= WHAT YOU HAVE TO DO =
Your response should reproduce every line of the entries that contains the word "replies".
------------------------------------
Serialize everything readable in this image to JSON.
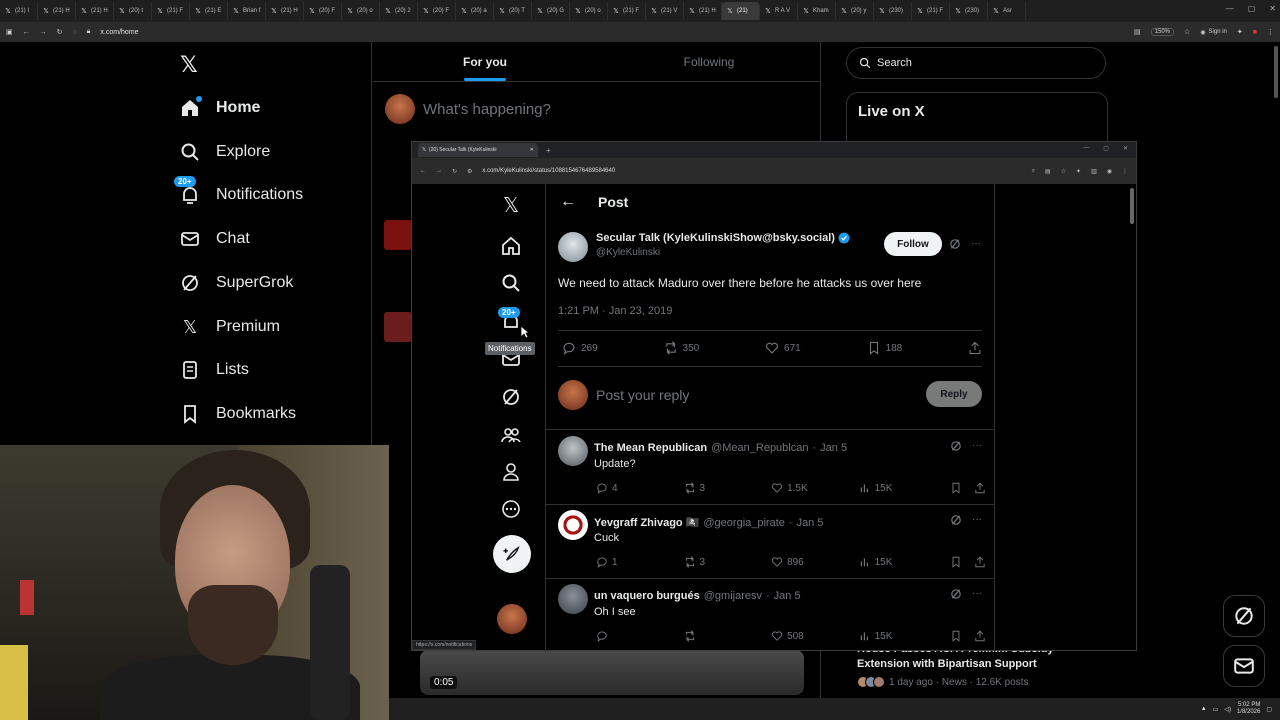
{
  "browser": {
    "tabs": [
      {
        "label": "(21) I"
      },
      {
        "label": "(21) H"
      },
      {
        "label": "(21) H"
      },
      {
        "label": "(20) t"
      },
      {
        "label": "(21) F"
      },
      {
        "label": "(21) E"
      },
      {
        "label": "Brian f"
      },
      {
        "label": "(21) H"
      },
      {
        "label": "(20) F"
      },
      {
        "label": "(20) o"
      },
      {
        "label": "(20) 2"
      },
      {
        "label": "(20) F"
      },
      {
        "label": "(20) a"
      },
      {
        "label": "(20) T"
      },
      {
        "label": "(20) G"
      },
      {
        "label": "(20) o"
      },
      {
        "label": "(21) F"
      },
      {
        "label": "(21) V"
      },
      {
        "label": "(21) H"
      },
      {
        "label": "(21)",
        "active": true
      },
      {
        "label": "R A V"
      },
      {
        "label": "Kham"
      },
      {
        "label": "(20) y"
      },
      {
        "label": "(230)"
      },
      {
        "label": "(21) F"
      },
      {
        "label": "(230)"
      },
      {
        "label": "Asr"
      }
    ],
    "url": "x.com/home",
    "zoom": "150%",
    "signin": "Sign in"
  },
  "left_nav": {
    "items": [
      {
        "label": "Home"
      },
      {
        "label": "Explore"
      },
      {
        "label": "Notifications",
        "badge": "20+"
      },
      {
        "label": "Chat"
      },
      {
        "label": "SuperGrok"
      },
      {
        "label": "Premium"
      },
      {
        "label": "Lists"
      },
      {
        "label": "Bookmarks"
      }
    ]
  },
  "feed": {
    "tabs": [
      {
        "label": "For you"
      },
      {
        "label": "Following"
      }
    ],
    "compose_placeholder": "What's happening?",
    "video_time": "0:05"
  },
  "right_col": {
    "search_placeholder": "Search",
    "live_title": "Live on X",
    "news": {
      "headline": "House Passes ACA Premium Subsidy Extension with Bipartisan Support",
      "meta": "1 day ago · News · 12.6K posts"
    }
  },
  "popup": {
    "tab_title": "(20) Secular Talk (KyleKulinski",
    "url": "x.com/KyleKulinski/status/1088154676489584640",
    "nav_badge": "20+",
    "tooltip": "Notifications",
    "status_url": "https://x.com/notifications",
    "post": {
      "header": "Post",
      "author_name": "Secular Talk (KyleKulinskiShow@bsky.social)",
      "author_handle": "@KyleKulinski",
      "follow_label": "Follow",
      "text": "We need to attack Maduro over there before he attacks us over here",
      "time": "1:21 PM · Jan 23, 2019",
      "stats": {
        "replies": "269",
        "reposts": "350",
        "likes": "671",
        "bookmarks": "188"
      },
      "reply_placeholder": "Post your reply",
      "reply_button": "Reply"
    },
    "replies": [
      {
        "name": "The Mean Republican",
        "handle": "@Mean_Republcan",
        "date": "Jan 5",
        "text": "Update?",
        "replies": "4",
        "reposts": "3",
        "likes": "1.5K",
        "views": "15K"
      },
      {
        "name": "Yevgraff Zhivago 🏴‍☠️",
        "handle": "@georgia_pirate",
        "date": "Jan 5",
        "text": "Cuck",
        "replies": "1",
        "reposts": "3",
        "likes": "896",
        "views": "15K"
      },
      {
        "name": "un vaquero burgués",
        "handle": "@gmijaresv",
        "date": "Jan 5",
        "text": "Oh I see",
        "replies": "",
        "reposts": "",
        "likes": "508",
        "views": "15K"
      }
    ]
  },
  "taskbar": {
    "time": "5:02 PM",
    "date": "1/8/2026"
  },
  "colors": {
    "accent": "#1d9bf0",
    "background": "#000000",
    "text": "#e7e9ea",
    "muted": "#71767b",
    "border": "#2f3336"
  }
}
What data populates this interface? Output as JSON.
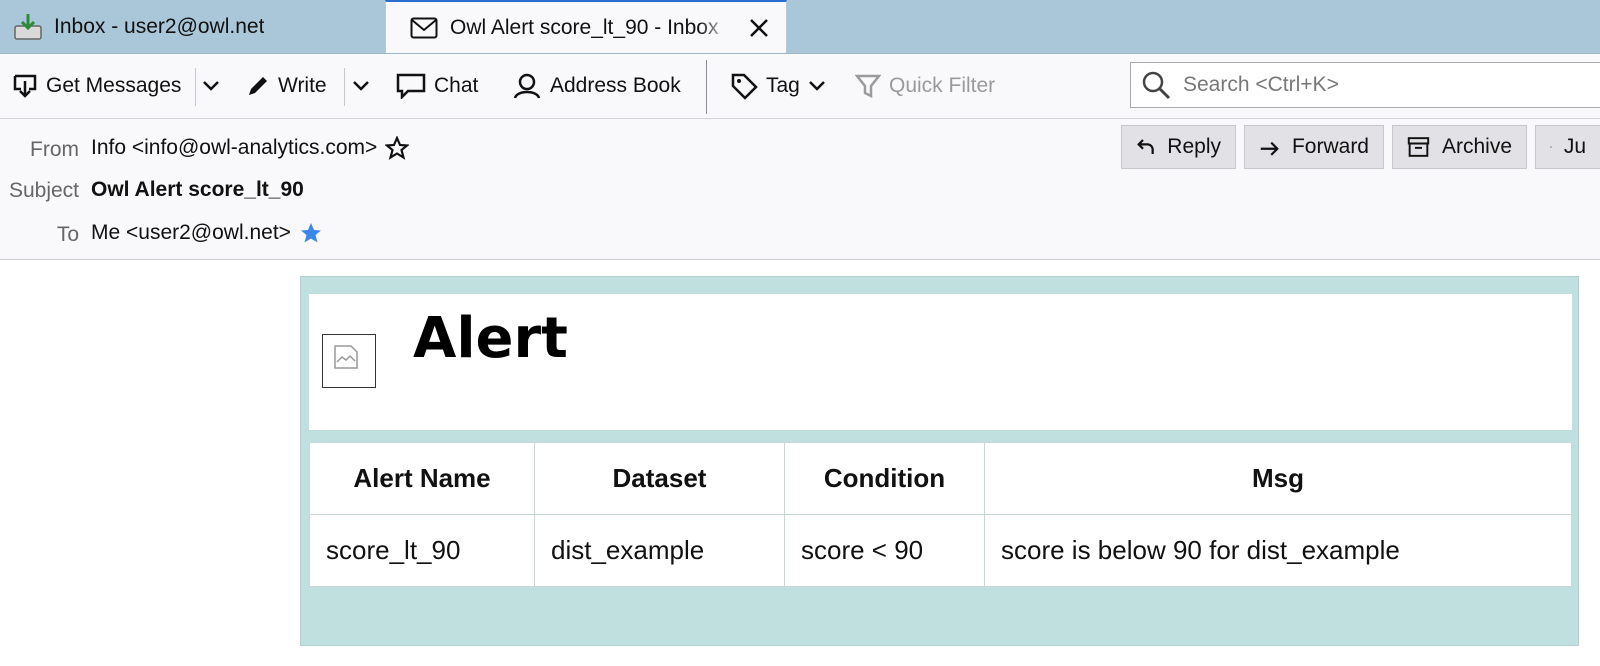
{
  "tabs": [
    {
      "label": "Inbox - user2@owl.net",
      "icon": "inbox-download-icon"
    },
    {
      "label": "Owl Alert score_lt_90 - Inbox",
      "icon": "envelope-icon",
      "active": true
    }
  ],
  "toolbar": {
    "get_messages": "Get Messages",
    "write": "Write",
    "chat": "Chat",
    "address_book": "Address Book",
    "tag": "Tag",
    "quick_filter": "Quick Filter",
    "search_placeholder": "Search <Ctrl+K>"
  },
  "header": {
    "from_label": "From",
    "from_value": "Info <info@owl-analytics.com>",
    "subject_label": "Subject",
    "subject_value": "Owl Alert score_lt_90",
    "to_label": "To",
    "to_value": "Me <user2@owl.net>",
    "buttons": {
      "reply": "Reply",
      "forward": "Forward",
      "archive": "Archive",
      "junk": "Ju"
    }
  },
  "body": {
    "title": "Alert",
    "table": {
      "headers": [
        "Alert Name",
        "Dataset",
        "Condition",
        "Msg"
      ],
      "rows": [
        [
          "score_lt_90",
          "dist_example",
          "score < 90",
          "score is below 90 for dist_example"
        ]
      ]
    }
  },
  "colors": {
    "tabbar": "#a9c7d8",
    "accent": "#2a6fd0",
    "mail_bg": "#c0e0e0",
    "star_blue": "#3a86ea"
  }
}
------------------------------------
= RESPONSE TO THE TASK =
        "replies": "269",
    "replies": [
        "replies": "4",
        "replies": "1",
        "replies": "",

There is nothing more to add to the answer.